Initial claims for state unemployment benefits dropped 10,000 to a seasonally adjusted 210,000 for the week ended Feb. 24, the lowest level since December 1969, the Labor Department said on Thursday. Claims for the prior week were revised to show 2,000 fewer applications received than previously reported.
Economists polled by Reuters had forecast claims rising to 226,000 in the latest week. It was the 156th straight week that claims remained below the 300,000 threshold, which is associated with a strong labor market. That is the longest such stretch since 1970, when the labor market was much smaller.
Federal Reserve officials consider the labor market to be near or a little beyond full employment. The jobless rate at a 17-year low of 4.1 percent.
The Labor Department said claims for Maine were estimated. It also said claims-taking procedures in Puerto Rico and the Virgin Islands had still not returned to normal, months after the territories were slammed by Hurricanes Irma and Maria.
The four-week moving average of initial claims, viewed as a better measure of labor market trends as it irons out week-to-week volatility, fell 5,000 to 220,500 last week, also the lowest level since December 1969.
The claims report also showed the number of people receiving benefits after an initial week of aid increased 57,000 to 1.93 million in the week ended Feb. 17. The four-week moving average of the so-called continuing claims fell 6,250 to 1.92 million.

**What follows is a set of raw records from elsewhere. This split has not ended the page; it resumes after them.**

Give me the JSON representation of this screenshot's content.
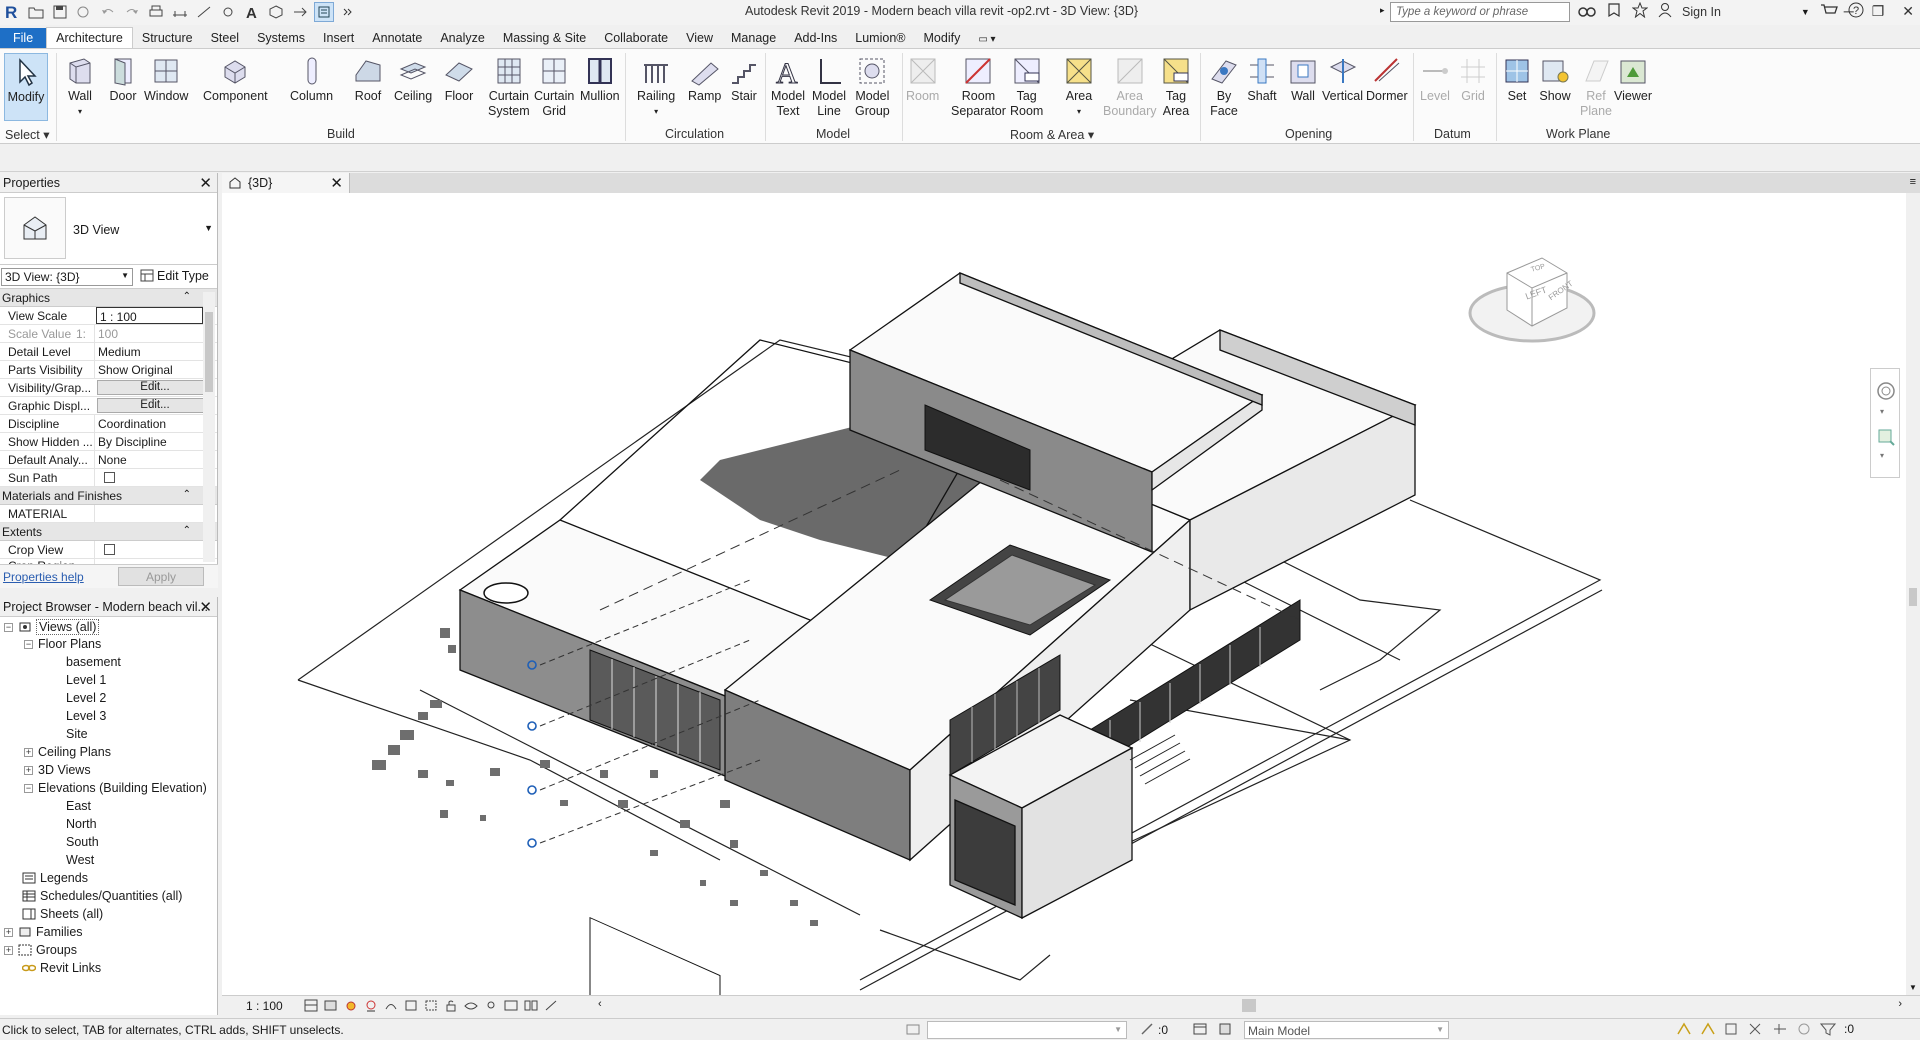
{
  "app": {
    "title": "Autodesk Revit 2019 - Modern beach villa revit -op2.rvt - 3D View: {3D}",
    "search_placeholder": "Type a keyword or phrase",
    "sign_in": "Sign In"
  },
  "tabs": [
    "File",
    "Architecture",
    "Structure",
    "Steel",
    "Systems",
    "Insert",
    "Annotate",
    "Analyze",
    "Massing & Site",
    "Collaborate",
    "View",
    "Manage",
    "Add-Ins",
    "Lumion®",
    "Modify"
  ],
  "ribbon": {
    "modify": "Modify",
    "select_group": "Select",
    "wall": "Wall",
    "door": "Door",
    "window": "Window",
    "component": "Component",
    "column": "Column",
    "roof": "Roof",
    "ceiling": "Ceiling",
    "floor": "Floor",
    "curtain_system_1": "Curtain",
    "curtain_system_2": "System",
    "curtain_grid_1": "Curtain",
    "curtain_grid_2": "Grid",
    "mullion": "Mullion",
    "build_group": "Build",
    "railing": "Railing",
    "ramp": "Ramp",
    "stair": "Stair",
    "circulation_group": "Circulation",
    "model_text_1": "Model",
    "model_text_2": "Text",
    "model_line_1": "Model",
    "model_line_2": "Line",
    "model_group_1": "Model",
    "model_group_2": "Group",
    "model_group_label": "Model",
    "room": "Room",
    "room_sep_1": "Room",
    "room_sep_2": "Separator",
    "tag_room_1": "Tag",
    "tag_room_2": "Room",
    "area": "Area",
    "area_boundary_1": "Area",
    "area_boundary_2": "Boundary",
    "tag_area_1": "Tag",
    "tag_area_2": "Area",
    "room_area_group": "Room & Area",
    "by_face_1": "By",
    "by_face_2": "Face",
    "shaft": "Shaft",
    "opening_wall": "Wall",
    "vertical": "Vertical",
    "dormer": "Dormer",
    "opening_group": "Opening",
    "level": "Level",
    "grid": "Grid",
    "datum_group": "Datum",
    "set": "Set",
    "show": "Show",
    "ref_plane_1": "Ref",
    "ref_plane_2": "Plane",
    "viewer": "Viewer",
    "work_plane_group": "Work Plane"
  },
  "properties": {
    "title": "Properties",
    "type_name": "3D View",
    "view_selector": "3D View: {3D}",
    "edit_type": "Edit Type",
    "sections": {
      "graphics": "Graphics",
      "materials": "Materials and Finishes",
      "extents": "Extents"
    },
    "rows": {
      "view_scale": {
        "k": "View Scale",
        "v": "1 : 100"
      },
      "scale_value": {
        "k": "Scale Value",
        "k2": "1:",
        "v": "100"
      },
      "detail_level": {
        "k": "Detail Level",
        "v": "Medium"
      },
      "parts_visibility": {
        "k": "Parts Visibility",
        "v": "Show Original"
      },
      "visibility": {
        "k": "Visibility/Grap...",
        "v": "Edit..."
      },
      "graphic_display": {
        "k": "Graphic Displ...",
        "v": "Edit..."
      },
      "discipline": {
        "k": "Discipline",
        "v": "Coordination"
      },
      "show_hidden": {
        "k": "Show Hidden ...",
        "v": "By Discipline"
      },
      "default_analysis": {
        "k": "Default Analy...",
        "v": "None"
      },
      "sun_path": {
        "k": "Sun Path"
      },
      "material": {
        "k": "MATERIAL"
      },
      "crop_view": {
        "k": "Crop View"
      },
      "crop_region": {
        "k": "Crop Region"
      }
    },
    "help": "Properties help",
    "apply": "Apply"
  },
  "browser": {
    "title": "Project Browser - Modern beach vil...",
    "views_all": "Views (all)",
    "floor_plans": "Floor Plans",
    "fp_items": [
      "basement",
      "Level 1",
      "Level 2",
      "Level 3",
      "Site"
    ],
    "ceiling_plans": "Ceiling Plans",
    "views_3d": "3D Views",
    "elevations": "Elevations (Building Elevation)",
    "elev_items": [
      "East",
      "North",
      "South",
      "West"
    ],
    "legends": "Legends",
    "schedules": "Schedules/Quantities (all)",
    "sheets": "Sheets (all)",
    "families": "Families",
    "groups": "Groups",
    "revit_links": "Revit Links"
  },
  "viewport": {
    "tab": "{3D}",
    "scale": "1 : 100",
    "viewcube_left": "LEFT",
    "viewcube_front": "FRONT",
    "viewcube_top": "TOP"
  },
  "statusbar": {
    "hint": "Click to select, TAB for alternates, CTRL adds, SHIFT unselects.",
    "ws_count": ":0",
    "model": "Main Model",
    "filter_count": ":0"
  },
  "colors": {
    "file_tab": "#1e6fc6",
    "modify_selected": "#cde3f7",
    "shadow": "#6e6e6e"
  }
}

Continuing claims data covered the period during which households were surveyed for February's unemployment rate. The four-week average of continuing claims fell 750 between the January and February survey weeks, suggesting little change in the unemployment rate.